After spending a couple of hours commenting on the inauguration of Barack Obama as the 44th president of the United States for the Ohio News Network cable channel, the communications professor devoted part of his drive back to Mount Vernon to talking to the News via cell phone. Behr is chairman of the Department of Communications at MVNU, and teaches classes on rhetorical criticism, communication and rhetorical theory, and the history of American public address. MVNU adjunct professor Amy Rogan, who teaches classes on video and media, also works as a producer at ONN in Columbus, and invited Behr to participate in the news network’s inaugural coverage.
Behr said he greatly enjoyed commenting on the president’s address.
“It was very different from the campaign,” Behr said, noting that it was less rhetorical, more straightforward, more simple and much more constrained by the needs of the occasion.
He pointed out that some were expecting more oratory in the address, but that Obama concentrated on the three important parts heard in most inaugural speeches, namely, 1) expressing gratitude to the electorate, 2) giving the historical context of the moment, and 3) crafting the leader’s vision for the future. Behr said that although some presidents have dwelled on the first two, such as Woodrow Wilson, who devoted most of his World War I speech to the historical context, Obama was clearly aiming to talk about his vision for the nation.

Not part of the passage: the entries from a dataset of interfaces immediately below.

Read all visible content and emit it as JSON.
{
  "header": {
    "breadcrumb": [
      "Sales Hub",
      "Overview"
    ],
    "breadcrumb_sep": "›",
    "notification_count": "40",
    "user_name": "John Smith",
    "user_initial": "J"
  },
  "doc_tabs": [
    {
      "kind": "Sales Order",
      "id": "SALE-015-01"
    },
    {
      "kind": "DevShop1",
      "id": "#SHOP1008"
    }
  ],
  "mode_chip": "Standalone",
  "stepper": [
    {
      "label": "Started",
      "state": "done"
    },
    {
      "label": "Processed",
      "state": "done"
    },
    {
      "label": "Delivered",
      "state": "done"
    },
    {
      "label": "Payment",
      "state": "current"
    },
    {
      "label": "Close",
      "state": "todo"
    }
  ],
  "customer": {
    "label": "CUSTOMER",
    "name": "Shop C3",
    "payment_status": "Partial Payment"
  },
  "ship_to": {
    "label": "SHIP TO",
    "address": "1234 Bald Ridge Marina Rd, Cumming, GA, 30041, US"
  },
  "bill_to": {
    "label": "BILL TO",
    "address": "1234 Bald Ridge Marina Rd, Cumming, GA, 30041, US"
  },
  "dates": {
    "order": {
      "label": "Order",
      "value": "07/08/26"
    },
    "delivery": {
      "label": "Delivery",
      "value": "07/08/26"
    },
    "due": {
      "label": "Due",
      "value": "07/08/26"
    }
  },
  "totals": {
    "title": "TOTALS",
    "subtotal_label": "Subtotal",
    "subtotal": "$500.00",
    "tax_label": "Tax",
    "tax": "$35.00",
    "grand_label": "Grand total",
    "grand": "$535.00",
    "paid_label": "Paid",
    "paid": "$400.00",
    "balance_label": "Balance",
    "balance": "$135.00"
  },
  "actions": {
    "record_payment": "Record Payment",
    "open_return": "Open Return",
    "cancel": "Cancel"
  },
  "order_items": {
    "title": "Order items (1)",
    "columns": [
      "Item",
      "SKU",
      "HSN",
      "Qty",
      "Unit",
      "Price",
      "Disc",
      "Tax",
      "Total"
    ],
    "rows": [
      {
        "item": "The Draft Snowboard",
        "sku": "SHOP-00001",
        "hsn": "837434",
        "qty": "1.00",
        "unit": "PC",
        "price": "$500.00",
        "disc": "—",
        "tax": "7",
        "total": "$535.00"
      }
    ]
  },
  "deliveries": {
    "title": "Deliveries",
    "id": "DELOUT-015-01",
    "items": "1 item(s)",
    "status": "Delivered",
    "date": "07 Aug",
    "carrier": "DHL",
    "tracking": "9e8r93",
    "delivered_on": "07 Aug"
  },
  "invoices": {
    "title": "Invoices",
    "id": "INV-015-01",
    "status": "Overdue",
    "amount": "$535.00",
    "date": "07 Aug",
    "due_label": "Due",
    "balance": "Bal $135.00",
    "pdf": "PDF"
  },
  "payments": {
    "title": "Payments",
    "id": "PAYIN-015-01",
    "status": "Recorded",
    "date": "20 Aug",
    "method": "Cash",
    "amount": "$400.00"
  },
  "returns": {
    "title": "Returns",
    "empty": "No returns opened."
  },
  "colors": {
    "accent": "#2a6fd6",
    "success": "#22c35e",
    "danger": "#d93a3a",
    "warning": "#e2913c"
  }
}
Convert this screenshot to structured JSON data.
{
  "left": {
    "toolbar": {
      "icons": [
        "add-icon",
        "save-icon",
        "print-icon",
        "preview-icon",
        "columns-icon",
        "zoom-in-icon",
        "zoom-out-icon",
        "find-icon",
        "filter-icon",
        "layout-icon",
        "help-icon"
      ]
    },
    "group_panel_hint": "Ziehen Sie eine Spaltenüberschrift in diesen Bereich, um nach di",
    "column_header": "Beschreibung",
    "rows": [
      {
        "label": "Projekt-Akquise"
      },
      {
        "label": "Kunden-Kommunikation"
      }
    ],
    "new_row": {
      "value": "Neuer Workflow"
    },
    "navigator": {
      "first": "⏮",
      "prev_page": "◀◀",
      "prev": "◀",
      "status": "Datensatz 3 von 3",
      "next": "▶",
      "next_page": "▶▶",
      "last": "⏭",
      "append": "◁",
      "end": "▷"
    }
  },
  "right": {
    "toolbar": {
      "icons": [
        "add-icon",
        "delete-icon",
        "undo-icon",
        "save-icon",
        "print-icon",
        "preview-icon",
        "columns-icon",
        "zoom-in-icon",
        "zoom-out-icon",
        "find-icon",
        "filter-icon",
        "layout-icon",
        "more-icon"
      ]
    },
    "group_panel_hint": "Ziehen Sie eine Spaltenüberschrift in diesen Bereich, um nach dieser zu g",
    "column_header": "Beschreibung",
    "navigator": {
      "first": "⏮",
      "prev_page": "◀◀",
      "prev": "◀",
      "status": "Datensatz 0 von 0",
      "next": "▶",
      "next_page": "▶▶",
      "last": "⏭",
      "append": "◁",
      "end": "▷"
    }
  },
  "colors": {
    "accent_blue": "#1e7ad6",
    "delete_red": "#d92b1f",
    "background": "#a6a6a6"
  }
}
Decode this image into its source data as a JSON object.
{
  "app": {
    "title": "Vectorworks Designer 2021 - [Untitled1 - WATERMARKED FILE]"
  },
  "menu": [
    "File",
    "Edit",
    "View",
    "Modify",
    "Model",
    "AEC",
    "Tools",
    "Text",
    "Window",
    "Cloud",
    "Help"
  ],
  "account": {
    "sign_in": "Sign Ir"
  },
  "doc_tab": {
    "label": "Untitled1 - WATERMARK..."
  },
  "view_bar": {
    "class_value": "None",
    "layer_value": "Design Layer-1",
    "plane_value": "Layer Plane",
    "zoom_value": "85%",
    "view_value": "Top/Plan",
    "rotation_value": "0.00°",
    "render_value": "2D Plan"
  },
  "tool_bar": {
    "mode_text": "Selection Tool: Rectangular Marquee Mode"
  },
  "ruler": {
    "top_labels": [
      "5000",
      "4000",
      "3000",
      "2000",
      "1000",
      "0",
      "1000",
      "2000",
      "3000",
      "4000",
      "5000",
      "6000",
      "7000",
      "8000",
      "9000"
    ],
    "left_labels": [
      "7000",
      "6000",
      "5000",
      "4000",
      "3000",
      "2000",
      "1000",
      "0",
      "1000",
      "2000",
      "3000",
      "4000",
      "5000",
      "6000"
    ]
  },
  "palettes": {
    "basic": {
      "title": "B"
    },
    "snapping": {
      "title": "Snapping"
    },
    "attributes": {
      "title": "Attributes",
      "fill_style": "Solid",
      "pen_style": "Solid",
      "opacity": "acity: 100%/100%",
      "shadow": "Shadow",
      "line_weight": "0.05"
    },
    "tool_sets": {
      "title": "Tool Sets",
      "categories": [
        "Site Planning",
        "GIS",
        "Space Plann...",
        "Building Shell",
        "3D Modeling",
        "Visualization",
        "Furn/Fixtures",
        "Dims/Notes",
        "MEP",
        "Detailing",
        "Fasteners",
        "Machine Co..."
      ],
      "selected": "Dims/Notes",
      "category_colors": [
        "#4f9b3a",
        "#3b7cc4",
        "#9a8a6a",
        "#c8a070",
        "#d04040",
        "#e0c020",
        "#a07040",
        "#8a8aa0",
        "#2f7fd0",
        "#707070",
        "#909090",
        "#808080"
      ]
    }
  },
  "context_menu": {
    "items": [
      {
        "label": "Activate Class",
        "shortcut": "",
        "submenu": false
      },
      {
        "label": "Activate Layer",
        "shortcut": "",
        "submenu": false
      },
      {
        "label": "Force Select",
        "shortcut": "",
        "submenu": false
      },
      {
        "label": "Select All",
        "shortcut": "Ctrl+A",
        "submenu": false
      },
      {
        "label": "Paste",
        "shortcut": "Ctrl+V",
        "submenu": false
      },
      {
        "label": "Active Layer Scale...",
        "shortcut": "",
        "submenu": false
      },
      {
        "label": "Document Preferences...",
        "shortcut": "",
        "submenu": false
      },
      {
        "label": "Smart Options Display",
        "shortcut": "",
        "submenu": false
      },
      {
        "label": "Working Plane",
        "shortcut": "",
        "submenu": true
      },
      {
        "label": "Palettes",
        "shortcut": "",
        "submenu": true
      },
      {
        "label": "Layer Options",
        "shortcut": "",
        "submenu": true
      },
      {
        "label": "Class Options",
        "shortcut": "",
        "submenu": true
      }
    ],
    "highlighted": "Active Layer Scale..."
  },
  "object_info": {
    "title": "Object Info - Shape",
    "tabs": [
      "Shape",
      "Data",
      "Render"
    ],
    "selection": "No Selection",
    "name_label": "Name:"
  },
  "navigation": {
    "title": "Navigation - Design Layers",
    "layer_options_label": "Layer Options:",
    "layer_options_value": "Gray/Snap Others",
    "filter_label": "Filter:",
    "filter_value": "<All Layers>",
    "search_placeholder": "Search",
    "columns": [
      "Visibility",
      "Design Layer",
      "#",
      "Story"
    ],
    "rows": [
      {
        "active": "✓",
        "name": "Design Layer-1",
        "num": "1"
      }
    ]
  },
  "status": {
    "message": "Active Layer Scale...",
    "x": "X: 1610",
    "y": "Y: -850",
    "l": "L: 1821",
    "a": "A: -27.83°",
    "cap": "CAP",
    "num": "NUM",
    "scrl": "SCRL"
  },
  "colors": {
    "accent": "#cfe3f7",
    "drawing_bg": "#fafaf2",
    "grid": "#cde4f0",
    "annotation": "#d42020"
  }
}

To describe that vision, Obama used language that described ideas with imagery instead of in catchy sound bites. One passage that did catch Behr’s ear was the sequence of lines after Obama quoted the Scriptural admonishment “the time has come to set aside childish things.” From the following exhortations, Behr was particularly struck with the phrase that it was time “to choose our better history,” a call to behave with honor and responsibility, to craft individuals’ destiny instead of passively letting it shape individuals. Obama’s themes were that Americans must put aside childish, petty differences and take responsibility for the country’s actions and impacts throughout the world.
“It will be interesting to see how his relationship will develop with his own party,” Behr said, noting that some of Obama’s comments may have been specifically intended as a warning toward Democratic Speaker of the House Nancy Pelosi. Pelosi has talked of pursuing charges against individuals in the Bush administration for their conduct during the previous eight years. The speech made it clear that the focus must be on looking ahead, not looking back.
Although Obama defined the historical framework of his administration strongly, Behr said he was surprised the president didn’t refer more specifically to African-American history, nor particularly to Dr. Martin Luther King, whose birthday was celebrated Monday. But Behr said he did not doubt that this was exactly the speech Obama meant to give. Unlike the outgoing president George W. Bush, he said, Obama takes an active hand in the writing of his addresses.
Behr said the speech was fairly typical for inaugural addresses, which have been modest in length since 1840, when newly elected President William Henry Harrison spoke at length during a massive downpour and ended up coming down with pneumonia and dying a few weeks later. Behr added that relatively brief, solemn addresses match the spirit of the ceremony itself, which was crafted by the founding fathers to be short on ceremony in order to further distinguish the United States from the royal pomp and circumstance of Great Britain.
“There was a bit too much hyperbole involved with the lead-up to this speech,” Behr said. “I think Obama understood more than the press did that the inaugural address is a part of the ceremony of this nation.”